I am a huge Timmy Failure fan! He is one of those characters that I find both funny and annoying. I love his determination and his strive for ‘Greatness.’ Timmy’s mum doesn’t like him doing his detective work because Timmy always ends up in trouble, but Timmy will stop at nothing to keep his business going. In Timmy’s latest adventure, The Book You’re Not Supposed to Have, his mum has banned him from detective work but Timmy finds a way to continue behind his mum’s back, with hilarious results.
The only thing you need to know about Timmy’s latest memoir is that it was never meant for publication. Timmy’s detective log was stolen, and if this book gets out, Timmy will be grounded for life. Or maybe even longer. Because while Timmy was meant to be focusing on schoolwork, he was continuing his detective work in a garden shed. You don’t need the details. Just know this: there’s a Merry, a Larry, a missing tooth and a disappearing friend. But don’t tell Timmy’s mother!
The Book You’re Not Supposed to Have is Timmy Failure at his finest. It is full of Timmy’s silly antics that will make you laugh out loud. His latest case involves the possible kidnap of his best friend Rollo Tookus and there are plenty of suspects, from his piano teacher Ms. Hardie-Heeron to his cousin Larry. Timmy Failure always solves the case, even if it takes him a lot longer than it should.

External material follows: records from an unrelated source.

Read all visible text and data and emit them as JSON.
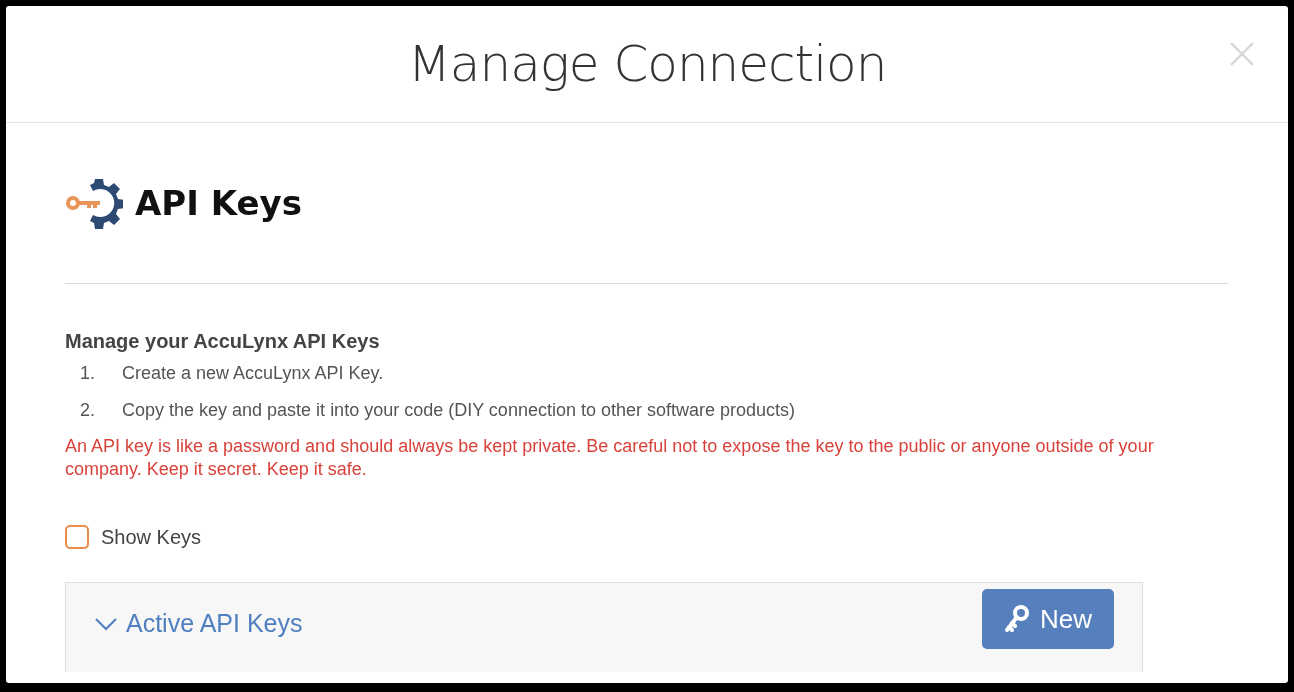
{
  "dialog": {
    "title": "Manage Connection"
  },
  "section": {
    "heading": "API Keys"
  },
  "instructions": {
    "title": "Manage your AccuLynx API Keys",
    "steps": [
      {
        "number": "1.",
        "text": "Create a new AccuLynx API Key."
      },
      {
        "number": "2.",
        "text": "Copy the key and paste it into your code (DIY connection to other software products)"
      }
    ],
    "warning": "An API key is like a password and should always be kept private. Be careful not to expose the key to the public or anyone outside of your company. Keep it secret. Keep it safe."
  },
  "show_keys": {
    "label": "Show Keys",
    "checked": false
  },
  "panel": {
    "title": "Active API Keys",
    "expanded": true,
    "button": "New"
  }
}
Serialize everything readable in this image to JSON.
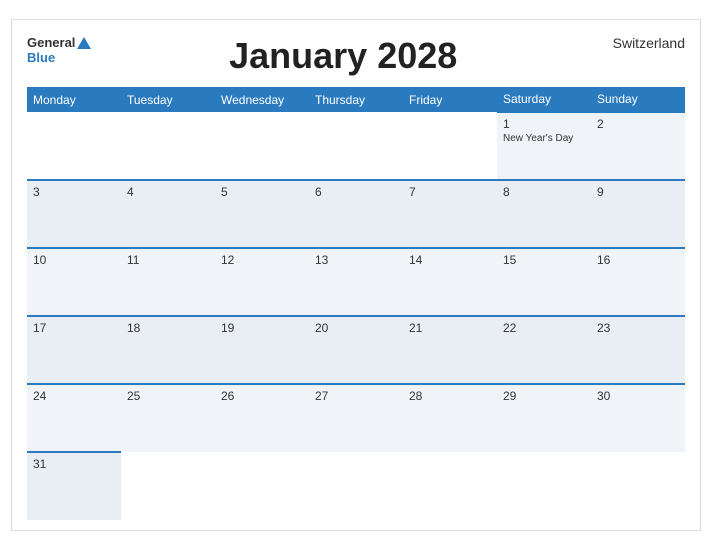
{
  "header": {
    "title": "January 2028",
    "country": "Switzerland",
    "logo_general": "General",
    "logo_blue": "Blue"
  },
  "weekdays": [
    "Monday",
    "Tuesday",
    "Wednesday",
    "Thursday",
    "Friday",
    "Saturday",
    "Sunday"
  ],
  "weeks": [
    [
      {
        "day": "",
        "holiday": ""
      },
      {
        "day": "",
        "holiday": ""
      },
      {
        "day": "",
        "holiday": ""
      },
      {
        "day": "",
        "holiday": ""
      },
      {
        "day": "",
        "holiday": ""
      },
      {
        "day": "1",
        "holiday": "New Year's Day"
      },
      {
        "day": "2",
        "holiday": ""
      }
    ],
    [
      {
        "day": "3",
        "holiday": ""
      },
      {
        "day": "4",
        "holiday": ""
      },
      {
        "day": "5",
        "holiday": ""
      },
      {
        "day": "6",
        "holiday": ""
      },
      {
        "day": "7",
        "holiday": ""
      },
      {
        "day": "8",
        "holiday": ""
      },
      {
        "day": "9",
        "holiday": ""
      }
    ],
    [
      {
        "day": "10",
        "holiday": ""
      },
      {
        "day": "11",
        "holiday": ""
      },
      {
        "day": "12",
        "holiday": ""
      },
      {
        "day": "13",
        "holiday": ""
      },
      {
        "day": "14",
        "holiday": ""
      },
      {
        "day": "15",
        "holiday": ""
      },
      {
        "day": "16",
        "holiday": ""
      }
    ],
    [
      {
        "day": "17",
        "holiday": ""
      },
      {
        "day": "18",
        "holiday": ""
      },
      {
        "day": "19",
        "holiday": ""
      },
      {
        "day": "20",
        "holiday": ""
      },
      {
        "day": "21",
        "holiday": ""
      },
      {
        "day": "22",
        "holiday": ""
      },
      {
        "day": "23",
        "holiday": ""
      }
    ],
    [
      {
        "day": "24",
        "holiday": ""
      },
      {
        "day": "25",
        "holiday": ""
      },
      {
        "day": "26",
        "holiday": ""
      },
      {
        "day": "27",
        "holiday": ""
      },
      {
        "day": "28",
        "holiday": ""
      },
      {
        "day": "29",
        "holiday": ""
      },
      {
        "day": "30",
        "holiday": ""
      }
    ],
    [
      {
        "day": "31",
        "holiday": ""
      },
      {
        "day": "",
        "holiday": ""
      },
      {
        "day": "",
        "holiday": ""
      },
      {
        "day": "",
        "holiday": ""
      },
      {
        "day": "",
        "holiday": ""
      },
      {
        "day": "",
        "holiday": ""
      },
      {
        "day": "",
        "holiday": ""
      }
    ]
  ]
}
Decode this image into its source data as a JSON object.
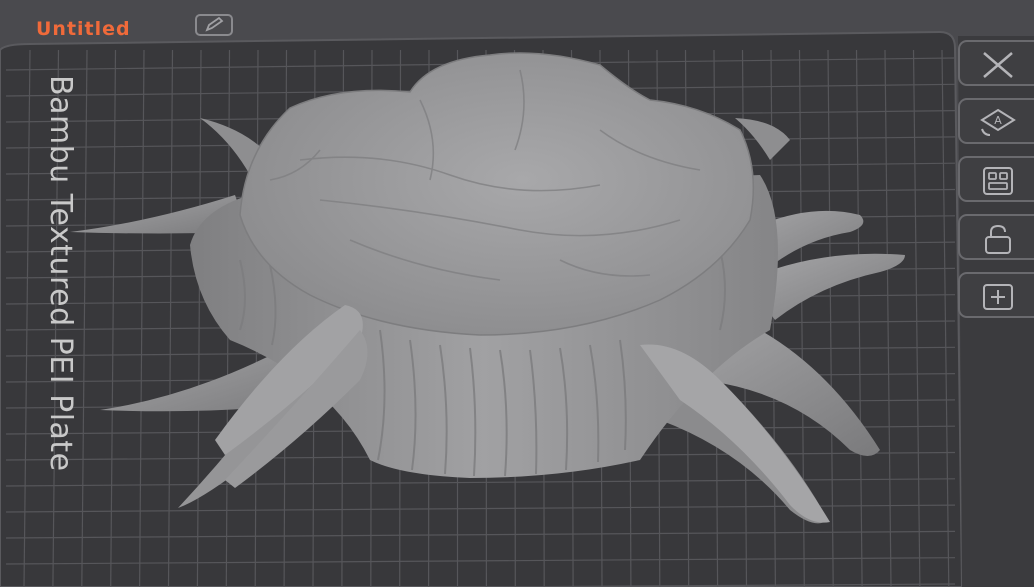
{
  "plate": {
    "name": "Untitled",
    "type_label": "Bambu Textured PEI Plate"
  },
  "toolbar": {
    "items": [
      {
        "icon": "close-icon"
      },
      {
        "icon": "auto-orient-icon"
      },
      {
        "icon": "arrange-icon"
      },
      {
        "icon": "lock-icon"
      },
      {
        "icon": "plate-settings-icon"
      }
    ]
  },
  "colors": {
    "background": "#4a4a4e",
    "plate": "#37373a",
    "grid": "#55555a",
    "title_accent": "#f06a3a",
    "model": "#9d9d9f"
  }
}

One of the things I love the most about the Timmy Failure books is the characters. There are some great new characters in this story as well as old favourites that always make me laugh. In this story, Timmy’s cousins Larry and Merry (or Merry Nightmare Before Christmas as he calls her) come to stay at his house and take over his bedroom. Timmy makes them out to be horrible, weird people but of course they’re not. Poor Ms. Hardie-Heeron (great name) is Timmy’s piano teacher, who puts up with a lot from Timmy. Probably my favourite character in this story is Toots, Timmy’s substitute teacher who sits down the back of the class and eats jellybeans by the handful. The ever-entertaining Molly Moskins is back again, trying to help Timmy solve his case.
If you’re a fan of Timmy Failure you must get your hands on this book (even if the title suggests you’re not supposed to have it). I certainly can’t wait for the next Timmy Failure book. The Timmy Failure books are perfect for fans of the Diary of a Wimpy Kid series, Tom Gates and Big Nate, as they are a great blend of text and cartoons.
Australian author Sally Murphy has recently launched her fantastic new series of books following the adventurous life of Sage Cookson. Sage isn’t your average 10-year-old. Her parents are television chefs who travel around Australia and the world meeting lots of different people, sampling the food and learning new cooking techniques. They then share their new knowledge with their huge TV audience. This means that Sage gets to travel with them, tasting lots of yummy food herself and getting into all sorts of adventures. There are two books in the series so far:
In Sage Cookson’s Sweet Escape Sage and her parents visit a chocolatier to film a segment for their TV show. Things go drastically wrong when the competitive spirit gets the better of the chocolatier.
In Sage Cookson’s Ring of Truth Sage and her parents visit a bakery to film a segment for their TV show. They are all in for a bit of a surprise when a treasured ring goes missing.
These books are perfect for early readers who are growing in confidence or for slightly older children who want a quick read. The font is large, the chapters are short and there is lots of action to keep readers engaged. I really like the way that Sally has given Sage the sense of a normal life by connecting her with her friend through the text messages they send to each other. They are perfect for fans of Billy B. Brown but especially for kids who love cooking and baking and are fans of the many cooking shows on our TV screens. Each book includes a recipe at the end (relevant to the story) that kids can make themselves.
If you’re looking for a fun new series for 7-10 year olds then Sally Murphy’s Sage Cookson series is perfect.
Check out www.sagecookson.com.au for more information about the books and some great recipes to try.